Using gravity_boost try tracking the large object. Notice the similarities of the hyperbolic orbit of all the small objects when viewed in the reference frame of the large object.

Develop and Share Gravity Config Files

Config files provide the initial conditions for the simulation.

Config Files are stored locally or in the cloud. The local Config Files are embedded in the Android App's assets; or in the sim_gravity directory for the Linux version. The location of the Cloud Config Files is: http://wikiscience101.sthaid.org/public/sim_gravity/. If you are running the Linux Version, be sure you have curl installed. Curl is used to access the Cloud Config Files.

The Config File format is documented in the solar_system file. The solar_system file can be downloaded from the Cloud URL shown above.

When you have created a Config File that you want to test, upload it to the Cloud; it will then be accessible to you and other users. Or, if you are using the Linux version, you can copy the Config File you want to test to the sim_gravity directory.

Curl commands to maintain Config Files:

Download: curl  -s http://wikiscience101.sthaid.org/public/sim_gravity/<config_file_name>
Upload:   curl  -s --upload-file <config_file_name>  http://wikiscience101.sthaid.org/public/sim_gravity/
Delete:   curl  -s -X DELETE http://wikiscience101.sthaid.org/public/sim_gravity/<config_file_name>
List:     curl  -s http://wikiscience101.sthaid.org/public/sim_gravity/ | grep "^<a href="

Our Expanding Universe

Entropy universe.png
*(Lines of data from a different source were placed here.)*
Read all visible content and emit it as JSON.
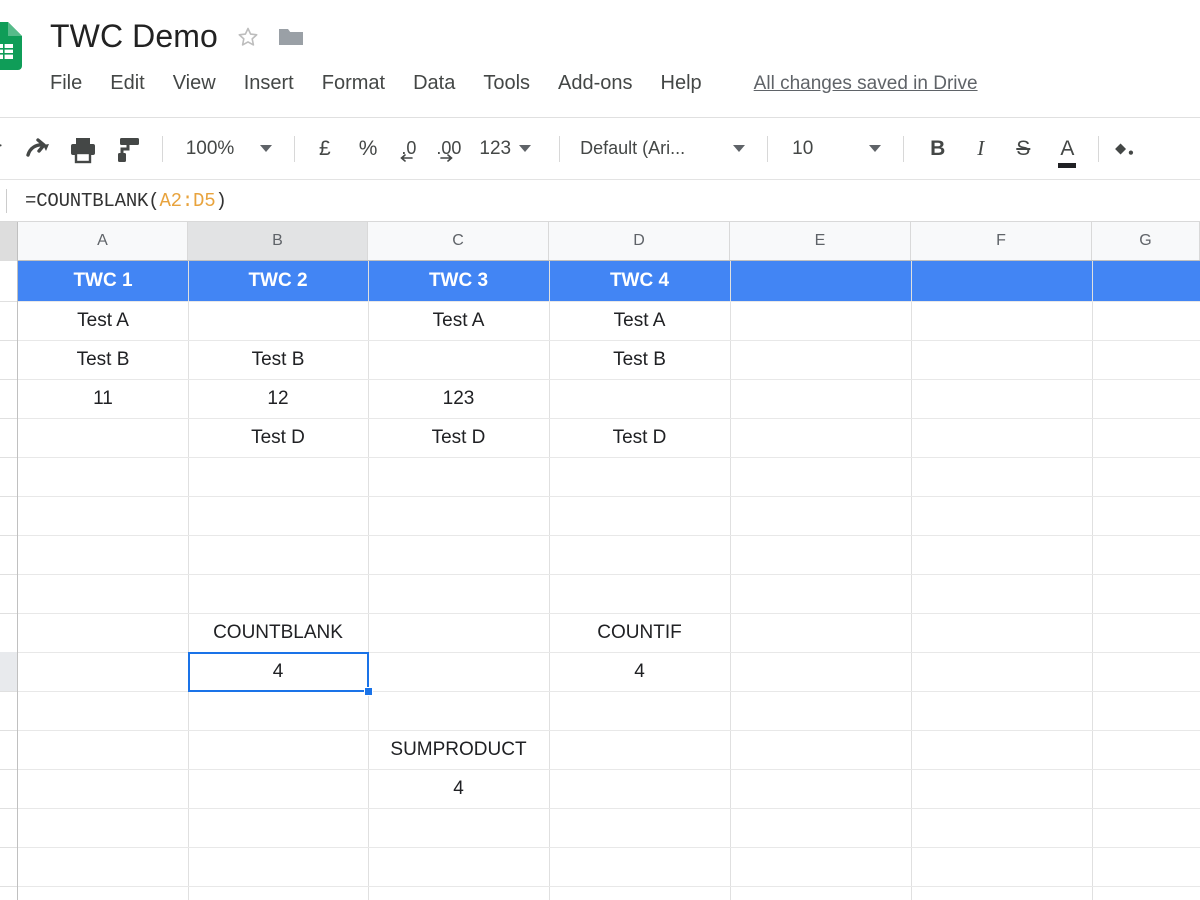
{
  "app": {
    "logo_icon": "google-sheets-logo",
    "title": "TWC Demo",
    "star_icon": "star-outline-icon",
    "folder_icon": "folder-icon",
    "save_status": "All changes saved in Drive"
  },
  "menubar": {
    "items": [
      {
        "label": "File"
      },
      {
        "label": "Edit"
      },
      {
        "label": "View"
      },
      {
        "label": "Insert"
      },
      {
        "label": "Format"
      },
      {
        "label": "Data"
      },
      {
        "label": "Tools"
      },
      {
        "label": "Add-ons"
      },
      {
        "label": "Help"
      }
    ]
  },
  "toolbar": {
    "undo_icon": "undo-icon",
    "redo_icon": "redo-icon",
    "print_icon": "print-icon",
    "paint_format_icon": "paint-format-icon",
    "zoom_value": "100%",
    "currency_label": "£",
    "percent_label": "%",
    "decrease_decimal_label": ".0",
    "increase_decimal_label": ".00",
    "number_format_label": "123",
    "font_value": "Default (Ari...",
    "font_size_value": "10",
    "bold_label": "B",
    "italic_label": "I",
    "strikethrough_label": "S",
    "text_color_label": "A",
    "fill_color_icon": "fill-color-icon"
  },
  "formula_bar": {
    "fx_icon": "fx-icon",
    "formula_prefix": "=COUNTBLANK(",
    "formula_ref": "A2:D5",
    "formula_suffix": ")"
  },
  "sheet": {
    "columns": [
      "A",
      "B",
      "C",
      "D",
      "E",
      "F",
      "G"
    ],
    "active_column": "B",
    "header_row": {
      "values": [
        "TWC 1",
        "TWC 2",
        "TWC 3",
        "TWC 4"
      ],
      "background": "#4285f4",
      "text_color": "#ffffff"
    },
    "data_rows": [
      [
        "Test A",
        "",
        "Test A",
        "Test A"
      ],
      [
        "Test B",
        "Test B",
        "",
        "Test B"
      ],
      [
        "11",
        "12",
        "123",
        ""
      ],
      [
        "",
        "Test D",
        "Test D",
        "Test D"
      ]
    ],
    "labels": {
      "countblank_label": "COUNTBLANK",
      "countblank_value": "4",
      "countif_label": "COUNTIF",
      "countif_value": "4",
      "sumproduct_label": "SUMPRODUCT",
      "sumproduct_value": "4"
    },
    "selection": {
      "border_color": "#1a73e8",
      "column": "B"
    }
  }
}
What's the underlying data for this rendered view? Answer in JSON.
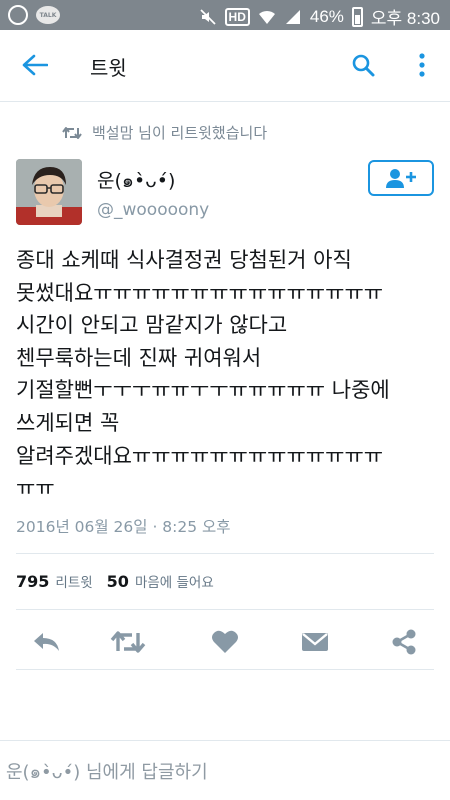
{
  "status_bar": {
    "talk_label": "TALK",
    "hd_label": "HD",
    "battery": "46%",
    "time": "오후 8:30"
  },
  "app_bar": {
    "title": "트윗"
  },
  "retweet_context": "백설맘 님이 리트윗했습니다",
  "tweet": {
    "author_name": "운(๑•̀ᴗ•́)",
    "author_handle": "@_wooooony",
    "lines": [
      "종대 쇼케때 식사결정권 당첨된거 아직",
      "못썼대요ㅠㅠㅠㅠㅠㅠㅠㅠㅠㅠㅠㅠㅠㅠㅠ",
      "시간이 안되고 맘같지가 않다고",
      "첸무룩하는데 진짜 귀여워서",
      "기절할뻔ㅜㅜㅜㅠㅠㅜㅜㅠㅠㅠㅠㅠ 나중에",
      "쓰게되면 꼭",
      "알려주겠대요ㅠㅠㅠㅠㅠㅠㅠㅠㅠㅠㅠㅠㅠ",
      "ㅠㅠ"
    ],
    "timestamp": "2016년 06월 26일 · 8:25 오후",
    "retweet_count": "795",
    "retweet_label": "리트윗",
    "like_count": "50",
    "like_label": "마음에 들어요"
  },
  "colors": {
    "accent": "#1b95e0",
    "action_icon": "#8899a6",
    "status_bar": "#7e868d"
  },
  "icons": {
    "back": "arrow-left-icon",
    "search": "search-icon",
    "more": "more-vertical-icon",
    "follow": "add-user-icon",
    "reply": "reply-icon",
    "retweet": "retweet-icon",
    "like": "heart-icon",
    "message": "direct-message-icon",
    "share": "share-icon"
  },
  "reply_bar": {
    "placeholder": "운(๑•̀ᴗ•́) 님에게 답글하기"
  }
}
This is a simulation of our expanding universe. The simulated universe has the following characteristics:

  • it is comprised of non interacting particles
  • each particle is given an initial random velocity, which does not change
  • the radius of the universe increases with time, this causes an additional apparent velocity which increases with distance.

The vantage point is the center of the display. The color of a particle indicates its apparent velocity with respect to the vantage point. The apparent velocity is the sum of the particle's actual velocity and apparent velocity due to the expansion.

Particles shown in:

  • blue: apparent velocity is toward the vantage point
  • green: small apparent velocity
  • red: apparent velocity away from the vantage point, near the speed of light
  • purple: these particles are not visible from the vantage point, because their apparent velocity exceed the speed of light

Note - All vantage points in our universe are equivalent. This means that our universe appears generally the same from every vantage point.

Note - The particles shown in purple have apparent recession velocities, from the vantage point in the center, that exceed the speed of light. This does not violate Special Relativity because their large velocities are due to the expansion of space itself. Refer to Alcubierre drive for a speculative idea on how the expansion and contraction of space could be used by a spaceship to travel faster than light.

Radius of the Simulated Universe

The simulation uses the following formula to calculate the radius of the universe. This formula was chosen for this simulation because its behavior is similar to accepted theories of the expansion of our universe:

  • very rapid increase of radius at low values of time (inflation)
  • rapid increase of radius at high time values

Radius=K1*{\sqrt  {T}}+K2*(2^{{T/K3}}-1)

What to Observe

Rapid expansion during the early universe.

Much of the universe lies beyond what we can see from our vantage point.

As the universe ages, the size of the observable universe shrinks towards zero.

Random Walk

Entropy randomwalk.png

Simulation of Random Walk in 2 Dimensions. Each walker randomly chooses to move 1 unit (take one step) in either the positive or negative X or Y direction.

The average and expected distance from the origin is displayed. The expected distance from the origin is given by the following equation. Where N is the number of steps, and D is the number of dimensions. Also see Expected Value of Random Walk.

{\sqrt  {2N/D}}*{\frac  {gamma((d+1)/2)}{gamma(d/2)}}

What to Observe

Observe the Ratio of the Average and Expected Distance.

Configure with a small number of walkers, and observe the individual paths.